▸ **Assignment**:
Every line with "icon" in it must be copied from the data.

Component data from apps and pages:
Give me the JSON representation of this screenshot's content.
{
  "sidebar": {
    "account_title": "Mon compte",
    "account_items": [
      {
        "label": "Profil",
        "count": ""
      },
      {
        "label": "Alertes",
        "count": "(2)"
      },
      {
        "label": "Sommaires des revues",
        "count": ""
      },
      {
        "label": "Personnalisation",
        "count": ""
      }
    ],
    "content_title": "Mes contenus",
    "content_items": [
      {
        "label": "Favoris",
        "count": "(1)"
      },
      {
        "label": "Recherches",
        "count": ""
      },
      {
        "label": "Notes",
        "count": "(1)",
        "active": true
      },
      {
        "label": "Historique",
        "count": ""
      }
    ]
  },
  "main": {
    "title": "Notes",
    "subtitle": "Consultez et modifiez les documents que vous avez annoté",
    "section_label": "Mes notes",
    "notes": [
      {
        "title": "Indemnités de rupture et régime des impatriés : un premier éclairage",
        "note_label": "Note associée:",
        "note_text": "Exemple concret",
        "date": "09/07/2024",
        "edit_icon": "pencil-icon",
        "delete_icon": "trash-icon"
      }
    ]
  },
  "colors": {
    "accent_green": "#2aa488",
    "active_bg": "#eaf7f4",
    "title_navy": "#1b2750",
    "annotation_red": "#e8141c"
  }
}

▸ **Your response**:
        "edit_icon": "pencil-icon",
        "delete_icon": "trash-icon"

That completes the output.